TOKYO – Stocks closed broadly lower on Wall Street Friday following another choppy day of trading as worries about the worsening pandemic undercut growing optimism about a coming coronavirus vaccine.
The S&P 500 fell 0.7%, erasing its gains from a day earlier. The benchmark index, which climbed to an all-time high on Monday, posted its first weekly decline after two weeks of gains. The index is still up 8.8% so far this month.
Technology, financial and industrial companies drove much of the selling, which turned volatile in the final hour of regular trading. Treasury yields were mostly lower, a sign of caution in the market. Stock indexes around the world made modest moves.
Traders are balancing cautious optimism that a working coronavirus vaccine will be widely distributed next year against jitters over surging virus cases and the economic impact of new restrictions being put in place across the U.S. on people and businesses to limit the spread.
“It’s a market concerned about growth,” said Quincy Krosby, chief market strategist at Prudential Financial. “That’s the big uncertainty.”
The S&P 500 fell 24.33 points to 3,557.54. The Dow Jones Industrial Average slid 219.75 points, or 0.7%, to 29,263.48. The Nasdaq composite gave up an early gain and dropped 49.74 points, or 0.4%, to 11,854.97.
Small company stocks held up better than the rest of the market. The Russell 2000 small-cap index rose 1.21 points, or 0.1%, to 1,785.34.
Wall Street suddenly began to teeter-totter this week after a big November rally swept both the S&P 500 and Dow to record highs. Evidence is piling up for investors both for hope about the economy’s prospects next year and for fear about the damage accruing in the shorter term.
Adding to the optimistic side of the ledger Friday was Pfizer and BioNTech saying they’ll submit an application with U.S. regulators for emergency use of their vaccine candidate. Data suggests it may be 95% effective at preventing mild to severe COVID-19 disease.
If approved, a limited number of doses could begin being administered as early as next month, though widescale vaccinations likely wouldn’t happen until after a potentially brutal winter. Other vaccines are also under development, and the hope is that one or more could get the economy running closer to normal next year.
On the pessimistic side, more governments around the world are bringing back restrictions on daily life to slow the spread of the virus. Surging coronavirus counts and hospitalizations also threaten to frighten consumers enough to keep them hunkered at home and drag on the economy.
“The market is supposed to be forward-looking, but the reality is it’s hard to look past what’s been going on the past couple of weeks,” said J.J. Kinahan, chief strategist with TD Ameritrade. “The other thing that’s a major concern is people going into lockdowns in major parts of the country. What is that going to be for businesses?”
California’s governor announced late Thursday an overnight curfew on most residents in the state, the Centers for Disease Control and Prevention is asking Americans not to travel for Thanksgiving and authorities from Lisbon to Sri Lanka announced varying degrees of restrictions.

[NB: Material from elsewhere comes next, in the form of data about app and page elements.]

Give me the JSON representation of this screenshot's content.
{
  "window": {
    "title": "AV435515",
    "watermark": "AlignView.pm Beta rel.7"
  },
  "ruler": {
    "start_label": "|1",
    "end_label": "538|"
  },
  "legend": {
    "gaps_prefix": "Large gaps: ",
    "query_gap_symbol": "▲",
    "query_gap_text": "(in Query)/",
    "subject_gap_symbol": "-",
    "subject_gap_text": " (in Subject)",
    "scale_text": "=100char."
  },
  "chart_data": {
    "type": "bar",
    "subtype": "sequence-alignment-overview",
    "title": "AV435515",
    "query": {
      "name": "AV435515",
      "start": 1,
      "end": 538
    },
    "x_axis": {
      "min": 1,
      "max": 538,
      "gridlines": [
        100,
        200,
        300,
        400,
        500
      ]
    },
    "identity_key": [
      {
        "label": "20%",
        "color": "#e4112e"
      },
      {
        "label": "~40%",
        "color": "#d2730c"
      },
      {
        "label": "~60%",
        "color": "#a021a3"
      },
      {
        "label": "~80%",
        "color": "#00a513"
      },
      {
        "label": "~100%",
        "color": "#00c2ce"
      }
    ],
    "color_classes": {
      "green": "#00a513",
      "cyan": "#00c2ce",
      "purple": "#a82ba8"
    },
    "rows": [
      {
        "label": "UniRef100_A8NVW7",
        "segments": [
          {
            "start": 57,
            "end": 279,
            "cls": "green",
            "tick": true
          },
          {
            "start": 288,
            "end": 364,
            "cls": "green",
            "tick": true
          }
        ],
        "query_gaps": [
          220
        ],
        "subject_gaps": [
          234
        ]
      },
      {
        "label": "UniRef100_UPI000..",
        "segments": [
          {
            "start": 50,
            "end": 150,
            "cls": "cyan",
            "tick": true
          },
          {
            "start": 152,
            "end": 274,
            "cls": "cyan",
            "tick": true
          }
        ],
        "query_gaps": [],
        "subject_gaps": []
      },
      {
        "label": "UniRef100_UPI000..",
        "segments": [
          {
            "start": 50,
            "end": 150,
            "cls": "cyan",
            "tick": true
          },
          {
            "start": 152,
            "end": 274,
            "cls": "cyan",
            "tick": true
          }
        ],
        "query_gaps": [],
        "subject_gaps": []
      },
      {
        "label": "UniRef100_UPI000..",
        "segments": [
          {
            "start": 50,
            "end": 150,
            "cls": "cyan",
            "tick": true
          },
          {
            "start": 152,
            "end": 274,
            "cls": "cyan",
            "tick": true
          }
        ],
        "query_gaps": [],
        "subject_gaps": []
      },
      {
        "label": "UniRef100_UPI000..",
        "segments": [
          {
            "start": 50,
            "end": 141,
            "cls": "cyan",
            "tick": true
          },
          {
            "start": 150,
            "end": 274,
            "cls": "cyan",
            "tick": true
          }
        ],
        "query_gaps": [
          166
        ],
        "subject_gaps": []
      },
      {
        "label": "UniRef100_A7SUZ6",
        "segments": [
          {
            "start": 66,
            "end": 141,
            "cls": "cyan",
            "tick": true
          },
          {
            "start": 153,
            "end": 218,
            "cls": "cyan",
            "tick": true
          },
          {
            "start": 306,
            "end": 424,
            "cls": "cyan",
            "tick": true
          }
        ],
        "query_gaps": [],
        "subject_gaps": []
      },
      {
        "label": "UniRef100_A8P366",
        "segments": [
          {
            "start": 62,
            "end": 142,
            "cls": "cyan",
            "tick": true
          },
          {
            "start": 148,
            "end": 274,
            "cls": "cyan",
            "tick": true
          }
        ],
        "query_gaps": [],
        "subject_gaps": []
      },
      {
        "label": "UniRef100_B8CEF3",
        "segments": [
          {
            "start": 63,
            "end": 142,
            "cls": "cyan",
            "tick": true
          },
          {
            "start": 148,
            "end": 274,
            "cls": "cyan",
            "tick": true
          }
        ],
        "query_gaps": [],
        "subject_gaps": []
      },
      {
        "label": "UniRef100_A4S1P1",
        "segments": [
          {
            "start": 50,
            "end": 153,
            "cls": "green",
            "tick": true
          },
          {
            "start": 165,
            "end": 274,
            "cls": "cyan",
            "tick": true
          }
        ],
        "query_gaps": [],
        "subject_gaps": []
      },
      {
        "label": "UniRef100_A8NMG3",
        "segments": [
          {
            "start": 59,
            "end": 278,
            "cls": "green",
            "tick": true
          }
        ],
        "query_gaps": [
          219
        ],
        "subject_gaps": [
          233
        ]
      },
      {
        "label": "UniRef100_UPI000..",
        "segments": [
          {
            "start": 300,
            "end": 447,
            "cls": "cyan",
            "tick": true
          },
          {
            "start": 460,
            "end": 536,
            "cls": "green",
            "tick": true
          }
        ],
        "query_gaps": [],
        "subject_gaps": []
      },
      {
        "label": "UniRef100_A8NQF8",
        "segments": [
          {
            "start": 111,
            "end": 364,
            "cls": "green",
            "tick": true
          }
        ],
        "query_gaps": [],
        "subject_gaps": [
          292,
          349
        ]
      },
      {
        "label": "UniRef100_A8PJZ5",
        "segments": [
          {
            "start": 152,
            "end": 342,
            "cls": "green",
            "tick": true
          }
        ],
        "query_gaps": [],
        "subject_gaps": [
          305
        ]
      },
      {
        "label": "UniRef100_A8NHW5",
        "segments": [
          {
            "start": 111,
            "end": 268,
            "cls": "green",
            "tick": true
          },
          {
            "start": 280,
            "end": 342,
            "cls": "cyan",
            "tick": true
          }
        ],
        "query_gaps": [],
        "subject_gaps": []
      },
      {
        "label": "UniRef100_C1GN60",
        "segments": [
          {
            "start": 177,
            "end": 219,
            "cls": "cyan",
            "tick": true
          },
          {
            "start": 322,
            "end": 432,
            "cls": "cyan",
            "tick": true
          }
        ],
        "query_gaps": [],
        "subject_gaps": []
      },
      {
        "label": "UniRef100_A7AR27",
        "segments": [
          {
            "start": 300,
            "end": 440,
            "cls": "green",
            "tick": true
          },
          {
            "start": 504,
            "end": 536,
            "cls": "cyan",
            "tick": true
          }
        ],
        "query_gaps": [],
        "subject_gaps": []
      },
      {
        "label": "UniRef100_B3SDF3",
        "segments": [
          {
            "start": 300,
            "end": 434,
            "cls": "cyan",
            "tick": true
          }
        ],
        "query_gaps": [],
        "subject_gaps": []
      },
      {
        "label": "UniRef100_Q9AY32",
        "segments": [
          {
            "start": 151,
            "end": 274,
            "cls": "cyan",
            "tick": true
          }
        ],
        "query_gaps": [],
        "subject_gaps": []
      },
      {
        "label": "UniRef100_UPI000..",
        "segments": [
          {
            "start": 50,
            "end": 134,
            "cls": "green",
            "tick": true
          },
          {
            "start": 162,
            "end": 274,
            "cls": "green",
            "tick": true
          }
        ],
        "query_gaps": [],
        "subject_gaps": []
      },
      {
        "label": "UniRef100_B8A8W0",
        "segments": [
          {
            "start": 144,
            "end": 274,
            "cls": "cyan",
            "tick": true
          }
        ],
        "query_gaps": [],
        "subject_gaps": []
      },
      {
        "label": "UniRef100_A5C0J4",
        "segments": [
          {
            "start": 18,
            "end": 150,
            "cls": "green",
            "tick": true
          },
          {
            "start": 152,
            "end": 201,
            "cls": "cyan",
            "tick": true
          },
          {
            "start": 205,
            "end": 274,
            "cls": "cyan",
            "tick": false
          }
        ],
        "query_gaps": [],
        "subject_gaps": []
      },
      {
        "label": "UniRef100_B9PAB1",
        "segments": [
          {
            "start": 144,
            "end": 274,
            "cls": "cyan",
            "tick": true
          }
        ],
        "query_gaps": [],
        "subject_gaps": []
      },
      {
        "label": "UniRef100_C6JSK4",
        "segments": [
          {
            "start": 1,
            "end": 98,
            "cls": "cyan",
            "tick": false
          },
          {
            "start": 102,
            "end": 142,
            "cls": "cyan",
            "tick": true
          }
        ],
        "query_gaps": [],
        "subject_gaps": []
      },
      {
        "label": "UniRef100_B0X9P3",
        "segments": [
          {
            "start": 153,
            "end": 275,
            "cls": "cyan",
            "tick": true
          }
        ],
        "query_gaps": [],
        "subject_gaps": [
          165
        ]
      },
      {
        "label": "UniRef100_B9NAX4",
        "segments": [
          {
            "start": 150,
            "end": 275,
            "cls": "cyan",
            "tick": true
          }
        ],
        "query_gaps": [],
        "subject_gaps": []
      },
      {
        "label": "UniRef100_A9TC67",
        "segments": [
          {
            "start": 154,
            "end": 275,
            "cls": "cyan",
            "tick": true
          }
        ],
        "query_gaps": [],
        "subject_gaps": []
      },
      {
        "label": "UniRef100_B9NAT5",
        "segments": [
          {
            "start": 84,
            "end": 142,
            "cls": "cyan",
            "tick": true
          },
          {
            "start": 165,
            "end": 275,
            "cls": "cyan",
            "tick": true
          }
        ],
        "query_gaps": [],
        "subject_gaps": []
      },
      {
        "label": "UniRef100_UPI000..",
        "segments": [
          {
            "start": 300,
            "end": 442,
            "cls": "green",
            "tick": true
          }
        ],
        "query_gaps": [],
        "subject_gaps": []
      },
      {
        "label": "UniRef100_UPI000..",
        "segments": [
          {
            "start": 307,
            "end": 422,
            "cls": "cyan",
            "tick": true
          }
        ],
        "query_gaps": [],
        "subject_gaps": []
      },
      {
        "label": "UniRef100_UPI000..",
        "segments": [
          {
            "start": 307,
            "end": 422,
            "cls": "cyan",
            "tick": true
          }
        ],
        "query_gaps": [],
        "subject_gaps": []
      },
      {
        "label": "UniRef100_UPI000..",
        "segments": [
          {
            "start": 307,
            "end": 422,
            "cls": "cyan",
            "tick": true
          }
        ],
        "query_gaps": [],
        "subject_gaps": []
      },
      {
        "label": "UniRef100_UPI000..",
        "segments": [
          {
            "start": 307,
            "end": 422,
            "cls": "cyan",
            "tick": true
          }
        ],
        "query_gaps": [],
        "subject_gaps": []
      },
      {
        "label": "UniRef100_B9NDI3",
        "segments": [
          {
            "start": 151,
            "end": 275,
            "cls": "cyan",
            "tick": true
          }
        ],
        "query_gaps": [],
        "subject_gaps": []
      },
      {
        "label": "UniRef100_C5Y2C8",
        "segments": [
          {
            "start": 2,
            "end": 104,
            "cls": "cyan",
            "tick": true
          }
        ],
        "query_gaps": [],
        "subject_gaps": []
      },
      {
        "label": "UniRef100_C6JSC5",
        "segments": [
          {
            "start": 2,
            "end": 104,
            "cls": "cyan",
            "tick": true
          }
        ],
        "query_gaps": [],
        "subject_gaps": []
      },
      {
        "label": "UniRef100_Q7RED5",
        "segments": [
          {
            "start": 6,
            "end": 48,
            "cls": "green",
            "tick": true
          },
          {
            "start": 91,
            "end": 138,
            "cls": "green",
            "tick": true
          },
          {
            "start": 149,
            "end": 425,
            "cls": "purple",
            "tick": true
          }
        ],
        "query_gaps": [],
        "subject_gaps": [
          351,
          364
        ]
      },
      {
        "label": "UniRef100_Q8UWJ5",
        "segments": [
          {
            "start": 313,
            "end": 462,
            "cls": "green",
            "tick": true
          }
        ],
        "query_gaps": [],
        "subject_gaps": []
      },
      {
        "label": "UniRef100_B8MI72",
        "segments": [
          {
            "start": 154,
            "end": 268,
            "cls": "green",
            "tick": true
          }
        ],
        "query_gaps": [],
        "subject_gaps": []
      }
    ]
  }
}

“On the road to the other side of the pandemic are detours and we're in one of those detours,” Krosby said.
The U.S. Treasury Department also said late Thursday that it will not extend several emergency loan programs set up with the Federal Reserve during the worst of the spring’s turmoil to help prop up markets and the economy.
The announcement got some immediate pushback from the Fed, which has been keeping the accelerator floored on its support for the economy while asking politicians in the White House and Congress to do the same. The central bank said it “would prefer that the full suite of emergency facilities” created during the pandemic remain.
But Treasury Secretary Steven Mnuchin said closing the emergency loan programs could allow Congress to re-appropriate $455 billion to other relief programs. Democrats and Republicans in Washington have been deadlocked in efforts to deliver another round of financial support for the economy following the expiration of supplemental benefits for laid-off workers and other stimulus approved during the spring.
The majority of stocks in the S&P 500 fell, with technology companies taking the heaviest losses. Apple dropped 1.1%, while Intuit dropped 3.8%.
Travel-related stocks also fell. Cruise lines were among the biggest decliners. Norwegian Cruise Line slid 4.9% and Carnival fell 4.5%.
On the winning side was Williams-Sonoma, which rose 6.6% after reporting stronger profit and revenue for the latest quarter than analysts expected.
The yield on the 10-year Treasury slipped to 0.83% from 0.84% late Thursday.
European markets closed moderately higher and Asian markets ended mixed.
AP Business Writer Yuri Kageyama contributed.